Rats have laterally-placed eyes that sit on the sides of their heads. This placement allows very little overlap of the visual field of each eye. Panoramic rather than binocular vision is the rule -- panoramic vision gives the rat a wide uninterrupted field of view; this likely helps it to escape predators, among other things. Rats do have some binocular ability that is limited to distant objects. Binocular vision is the fusion of separate images captured at slightly different angles by each eye, which makes depth perception possible. In addition, rat eyes are unable to accommodate (successfully image objects at different distances), and it is believed that most small animals have such poor vision that these fine adjustments are not really worthwhile, anyhow.

Part of the reason why rats have such poor eyesight is because generally the eyes of small and nocturnal animals are far-sighted, which signifies a lack of need for optical quality. Like most nocturnal animals, rats depend less on vision than do diurnal (active in the daytime) ones. Rather, rats have sacrificed much visual capacity and instead rely more on olfactory (smell), auditory (hearing), and tactile (touch) abilities. This phenomenon is clearly illustrated in the observance of certain strains of rats that undergo spontaneous retinal degeneration soon after birth. Compared to normal, sighted rats, these animals show no differences in behavior under daylight conditions. Compare this behavior to that of a blind bird or kitten, both of which would be virtually helpless without sight.

Although visual acuity is poor, the rat has a large cornea and pupil, as well as a powerful lens. Coupled with the rod-dominated retina, these components result in a very light-sensitive organ that is a good detector of movement. It has been demonstrated that neither the sight nor smell of a cat will produce defensive reactions in a rat, but movement of a cat or an inanimate object (a card, for example), will result in defensive posture. This suggests that motion of the predator, rather than its visual image, is a major factor in the initiation of defense responses in the rat. In certain instances, however, rats do use vision for short-range purposes. For example, wild rats have been observed to discriminate between sizes of sunflower seeds, choosing long over short seeds. Young rats at play with one another use visual rather than tactile (from whiskers) cues to orient themselves before attacking one another's back. In the instance that one rat steals a food pellet from the other, the victim also responds from visual cues.

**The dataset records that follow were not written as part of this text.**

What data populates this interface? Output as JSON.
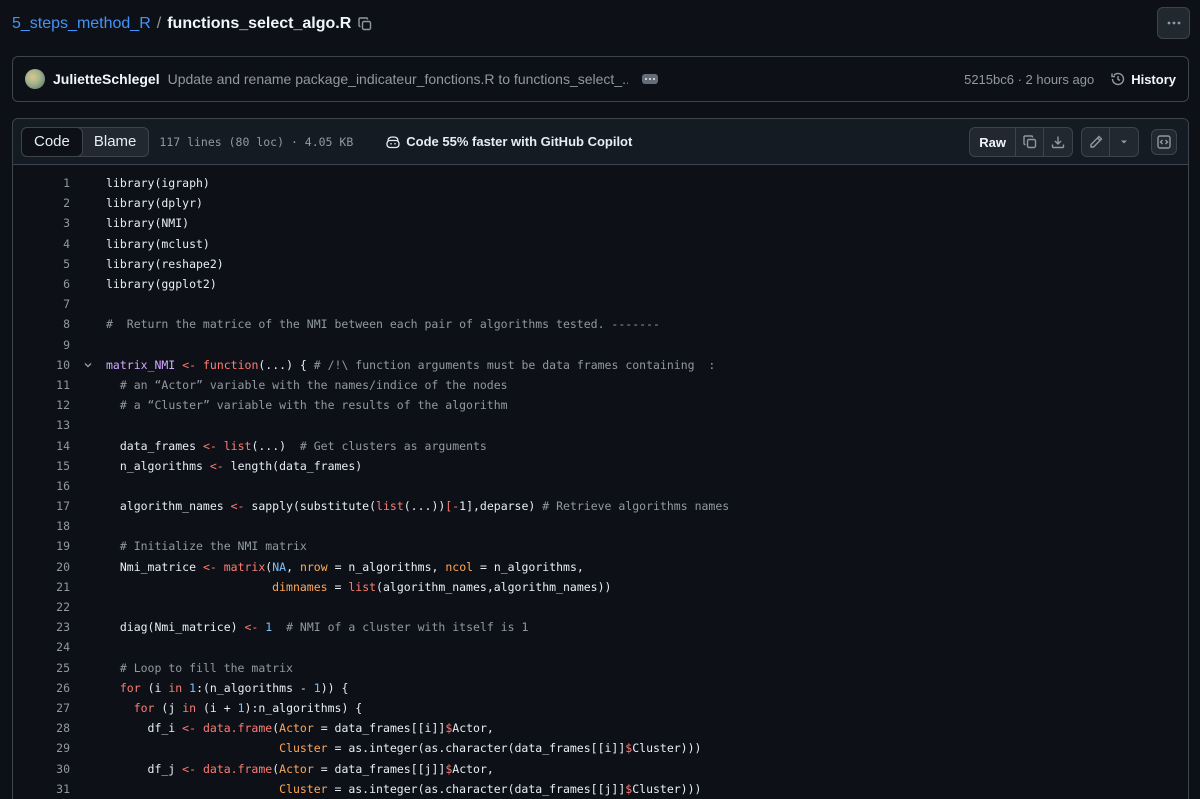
{
  "breadcrumb": {
    "repo": "5_steps_method_R",
    "separator": "/",
    "file": "functions_select_algo.R"
  },
  "commit": {
    "author": "JulietteSchlegel",
    "message": "Update and rename package_indicateur_fonctions.R to functions_select_...",
    "sha_time": "5215bc6 · 2 hours ago",
    "history_label": "History"
  },
  "file_header": {
    "tabs": [
      "Code",
      "Blame"
    ],
    "active_tab": "Code",
    "meta": "117 lines (80 loc) · 4.05 KB",
    "copilot": "Code 55% faster with GitHub Copilot",
    "raw_label": "Raw"
  },
  "code_lines": [
    {
      "n": "1",
      "t": "library(igraph)"
    },
    {
      "n": "2",
      "t": "library(dplyr)"
    },
    {
      "n": "3",
      "t": "library(NMI)"
    },
    {
      "n": "4",
      "t": "library(mclust)"
    },
    {
      "n": "5",
      "t": "library(reshape2)"
    },
    {
      "n": "6",
      "t": "library(ggplot2)"
    },
    {
      "n": "7",
      "t": ""
    },
    {
      "n": "8",
      "t": "#  Return the matrice of the NMI between each pair of algorithms tested. -------"
    },
    {
      "n": "9",
      "t": ""
    },
    {
      "n": "10",
      "t": "matrix_NMI <- function(...) { # /!\\ function arguments must be data frames containing  :"
    },
    {
      "n": "11",
      "t": "  # an “Actor” variable with the names/indice of the nodes"
    },
    {
      "n": "12",
      "t": "  # a “Cluster” variable with the results of the algorithm"
    },
    {
      "n": "13",
      "t": ""
    },
    {
      "n": "14",
      "t": "  data_frames <- list(...)  # Get clusters as arguments"
    },
    {
      "n": "15",
      "t": "  n_algorithms <- length(data_frames)"
    },
    {
      "n": "16",
      "t": ""
    },
    {
      "n": "17",
      "t": "  algorithm_names <- sapply(substitute(list(...))[-1],deparse) # Retrieve algorithms names"
    },
    {
      "n": "18",
      "t": ""
    },
    {
      "n": "19",
      "t": "  # Initialize the NMI matrix"
    },
    {
      "n": "20",
      "t": "  Nmi_matrice <- matrix(NA, nrow = n_algorithms, ncol = n_algorithms,"
    },
    {
      "n": "21",
      "t": "                        dimnames = list(algorithm_names,algorithm_names))"
    },
    {
      "n": "22",
      "t": ""
    },
    {
      "n": "23",
      "t": "  diag(Nmi_matrice) <- 1  # NMI of a cluster with itself is 1"
    },
    {
      "n": "24",
      "t": ""
    },
    {
      "n": "25",
      "t": "  # Loop to fill the matrix"
    },
    {
      "n": "26",
      "t": "  for (i in 1:(n_algorithms - 1)) {"
    },
    {
      "n": "27",
      "t": "    for (j in (i + 1):n_algorithms) {"
    },
    {
      "n": "28",
      "t": "      df_i <- data.frame(Actor = data_frames[[i]]$Actor,"
    },
    {
      "n": "29",
      "t": "                         Cluster = as.integer(as.character(data_frames[[i]]$Cluster)))"
    },
    {
      "n": "30",
      "t": "      df_j <- data.frame(Actor = data_frames[[j]]$Actor,"
    },
    {
      "n": "31",
      "t": "                         Cluster = as.integer(as.character(data_frames[[j]]$Cluster)))"
    }
  ],
  "icons": {
    "copy_path": "copy-icon",
    "more": "kebab-horizontal-icon",
    "history": "history-icon",
    "copilot": "copilot-icon",
    "copy_raw": "copy-icon",
    "download": "download-icon",
    "edit": "pencil-icon",
    "edit_menu": "triangle-down-icon",
    "symbols": "code-square-icon",
    "fold": "chevron-down-icon"
  },
  "colors": {
    "link": "#4493f8",
    "comment": "#9198a1",
    "keyword": "#ff7b72",
    "function": "#d2a8ff",
    "number": "#79c0ff",
    "argument": "#ffa657"
  }
}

When using their vision for orientation, rats are guided by more distant objects rather than nearby ones. The biologist M.T. Block stated that nearby objects are not the most significant for rat vision because At close range the rat has his nose and [whiskers] to fall back on and only uses vision as a last resort. He went on to state that the rat's visual system functions to orient it in space, to recognize relative distance and direction, and that recognition of objects and forms is possible but secondary to the coordinate system. To support Block's hypothesis, it has been shown that rats trained to run in an open-air maze are guided by cues outside the maze, rather than inside. In experiments where the original maze was rotated 90-180 in a room, rats performed poorly. Apparently, they were guided by spatial cues, such as light from a window or patterns on the ceiling or wall. Once these cues were moved, the rats were literally lost!

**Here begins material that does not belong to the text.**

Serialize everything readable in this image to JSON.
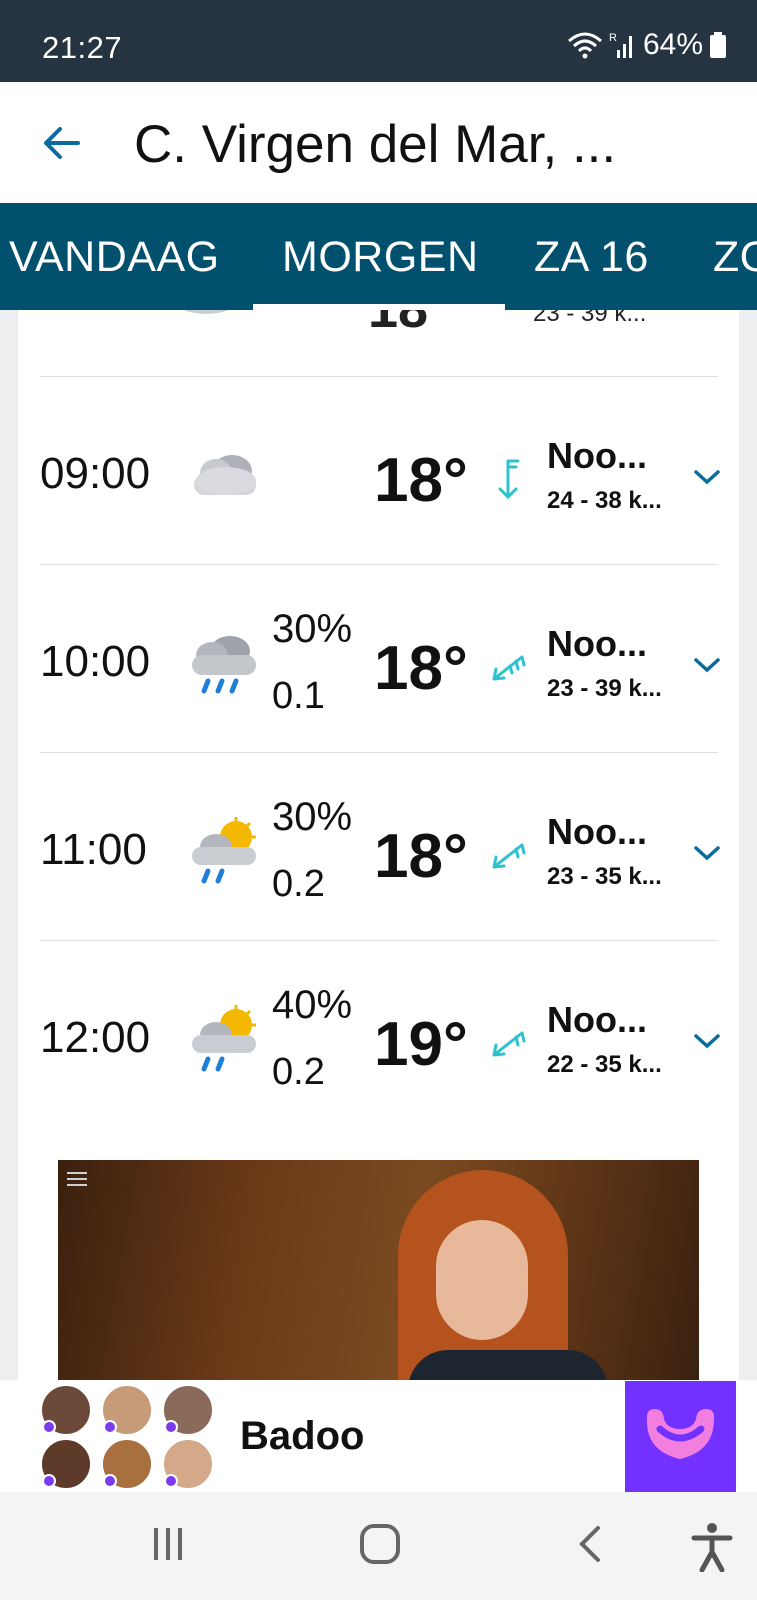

Back to Mykiss' trip through the apartment: Perhaps the sun streaming from the bedroom window is what guided him down the hallway, and he climbed onto the pillow pile using primarily tactile cues. Due to lack of depth perception at close range, he overcompensated and made a very long jump onto the bed, then used his sense of smell to find his loyal owner. After quenching his thirst, he again used spatial cues to safely jump from the bed, then his olfactory sense guided him to his well-marked sleeping spot. Our rat friends utilize sensory information that we are not capable of detecting nor discerning, and this helps guide them through their day. No, they don't see what we do, but they are aware of their surroundings in a way that suits their lifestyle just fine!